▸ TASK STATEMENT: Lift every line from the entries that includes the word "myweb".
————————
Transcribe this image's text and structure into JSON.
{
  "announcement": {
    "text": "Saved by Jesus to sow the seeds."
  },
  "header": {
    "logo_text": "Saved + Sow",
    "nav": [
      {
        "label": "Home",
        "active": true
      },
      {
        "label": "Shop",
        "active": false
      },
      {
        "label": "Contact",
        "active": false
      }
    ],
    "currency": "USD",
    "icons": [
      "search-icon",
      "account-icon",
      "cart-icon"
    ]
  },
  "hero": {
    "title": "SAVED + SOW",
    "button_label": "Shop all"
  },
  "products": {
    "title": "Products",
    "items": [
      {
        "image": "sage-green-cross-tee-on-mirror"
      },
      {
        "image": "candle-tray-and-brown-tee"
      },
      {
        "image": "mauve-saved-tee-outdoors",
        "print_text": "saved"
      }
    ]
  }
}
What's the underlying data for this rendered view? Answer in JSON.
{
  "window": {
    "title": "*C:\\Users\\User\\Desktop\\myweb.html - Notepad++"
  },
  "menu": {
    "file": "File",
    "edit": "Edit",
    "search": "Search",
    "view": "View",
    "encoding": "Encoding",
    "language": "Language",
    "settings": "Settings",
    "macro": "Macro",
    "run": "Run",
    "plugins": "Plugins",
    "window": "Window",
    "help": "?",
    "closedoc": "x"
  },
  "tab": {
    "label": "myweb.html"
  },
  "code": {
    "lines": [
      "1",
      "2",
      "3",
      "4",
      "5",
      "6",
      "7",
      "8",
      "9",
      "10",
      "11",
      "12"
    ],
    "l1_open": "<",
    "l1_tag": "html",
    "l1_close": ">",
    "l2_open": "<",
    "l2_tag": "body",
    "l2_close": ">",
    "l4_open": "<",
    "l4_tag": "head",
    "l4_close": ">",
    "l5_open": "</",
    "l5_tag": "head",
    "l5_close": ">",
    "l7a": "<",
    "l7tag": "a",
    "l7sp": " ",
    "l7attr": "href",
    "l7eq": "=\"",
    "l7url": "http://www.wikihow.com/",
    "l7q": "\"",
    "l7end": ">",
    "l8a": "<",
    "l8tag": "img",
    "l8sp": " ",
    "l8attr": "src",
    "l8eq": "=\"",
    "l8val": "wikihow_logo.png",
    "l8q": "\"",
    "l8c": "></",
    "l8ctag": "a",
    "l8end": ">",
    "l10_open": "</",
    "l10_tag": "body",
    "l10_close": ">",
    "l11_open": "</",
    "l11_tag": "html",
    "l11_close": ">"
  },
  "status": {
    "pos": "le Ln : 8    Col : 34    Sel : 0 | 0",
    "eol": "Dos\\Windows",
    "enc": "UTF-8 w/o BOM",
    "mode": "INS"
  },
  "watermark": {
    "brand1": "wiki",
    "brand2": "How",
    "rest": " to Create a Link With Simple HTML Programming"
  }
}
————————
▸ ANSWER BELOW:
    "title": "*C:\\Users\\User\\Desktop\\myweb.html - Notepad++"
    "label": "myweb.html"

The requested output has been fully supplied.